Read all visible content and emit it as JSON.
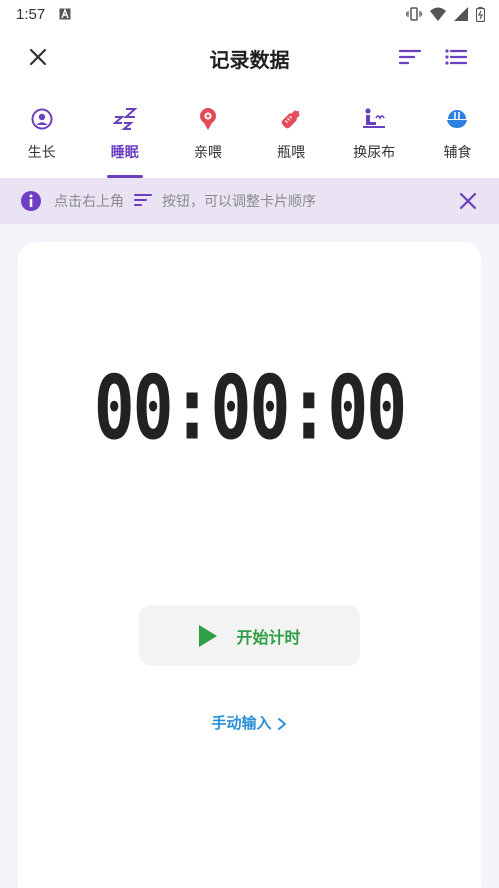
{
  "status_bar": {
    "time": "1:57",
    "left_icons": [
      "font-a-icon"
    ],
    "right_icons": [
      "vibrate-icon",
      "wifi-icon",
      "signal-icon",
      "battery-icon"
    ]
  },
  "app_bar": {
    "title": "记录数据",
    "close_icon": "close-icon",
    "sort_icon": "sort-icon",
    "list_icon": "list-icon",
    "accent_color": "#6b3fc0"
  },
  "tabs": [
    {
      "label": "生长",
      "icon": "person-circle-icon",
      "active": false,
      "color": "#6b3fc0"
    },
    {
      "label": "睡眠",
      "icon": "sleep-zzz-icon",
      "active": true,
      "color": "#6b3fc0"
    },
    {
      "label": "亲喂",
      "icon": "breastfeed-icon",
      "active": false,
      "color": "#e34a5a"
    },
    {
      "label": "瓶喂",
      "icon": "baby-bottle-icon",
      "active": false,
      "color": "#e34a5a"
    },
    {
      "label": "换尿布",
      "icon": "diaper-change-icon",
      "active": false,
      "color": "#6b3fc0"
    },
    {
      "label": "辅食",
      "icon": "bowl-icon",
      "active": false,
      "color": "#2f7fe0"
    }
  ],
  "tip": {
    "text_before": "点击右上角",
    "text_after": "按钮，可以调整卡片顺序",
    "info_icon": "info-icon",
    "sort_icon": "sort-icon",
    "close_icon": "close-icon"
  },
  "timer_card": {
    "time": "00:00:00",
    "start_label": "开始计时",
    "start_icon": "play-icon",
    "start_color": "#2e9f44",
    "manual_label": "手动输入",
    "manual_icon": "chevron-right-icon",
    "manual_color": "#2b8fd8"
  }
}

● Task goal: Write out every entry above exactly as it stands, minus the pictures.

● Written solution:
Read all visible content and emit it as JSON.
{
  "status_bar": {
    "time": "1:57",
    "left_icons": [
      "font-a-icon"
    ],
    "right_icons": [
      "vibrate-icon",
      "wifi-icon",
      "signal-icon",
      "battery-icon"
    ]
  },
  "app_bar": {
    "title": "记录数据",
    "close_icon": "close-icon",
    "sort_icon": "sort-icon",
    "list_icon": "list-icon",
    "accent_color": "#6b3fc0"
  },
  "tabs": [
    {
      "label": "生长",
      "icon": "person-circle-icon",
      "active": false,
      "color": "#6b3fc0"
    },
    {
      "label": "睡眠",
      "icon": "sleep-zzz-icon",
      "active": true,
      "color": "#6b3fc0"
    },
    {
      "label": "亲喂",
      "icon": "breastfeed-icon",
      "active": false,
      "color": "#e34a5a"
    },
    {
      "label": "瓶喂",
      "icon": "baby-bottle-icon",
      "active": false,
      "color": "#e34a5a"
    },
    {
      "label": "换尿布",
      "icon": "diaper-change-icon",
      "active": false,
      "color": "#6b3fc0"
    },
    {
      "label": "辅食",
      "icon": "bowl-icon",
      "active": false,
      "color": "#2f7fe0"
    }
  ],
  "tip": {
    "text_before": "点击右上角",
    "text_after": "按钮，可以调整卡片顺序",
    "info_icon": "info-icon",
    "sort_icon": "sort-icon",
    "close_icon": "close-icon"
  },
  "timer_card": {
    "time": "00:00:00",
    "start_label": "开始计时",
    "start_icon": "play-icon",
    "start_color": "#2e9f44",
    "manual_label": "手动输入",
    "manual_icon": "chevron-right-icon",
    "manual_color": "#2b8fd8"
  }
}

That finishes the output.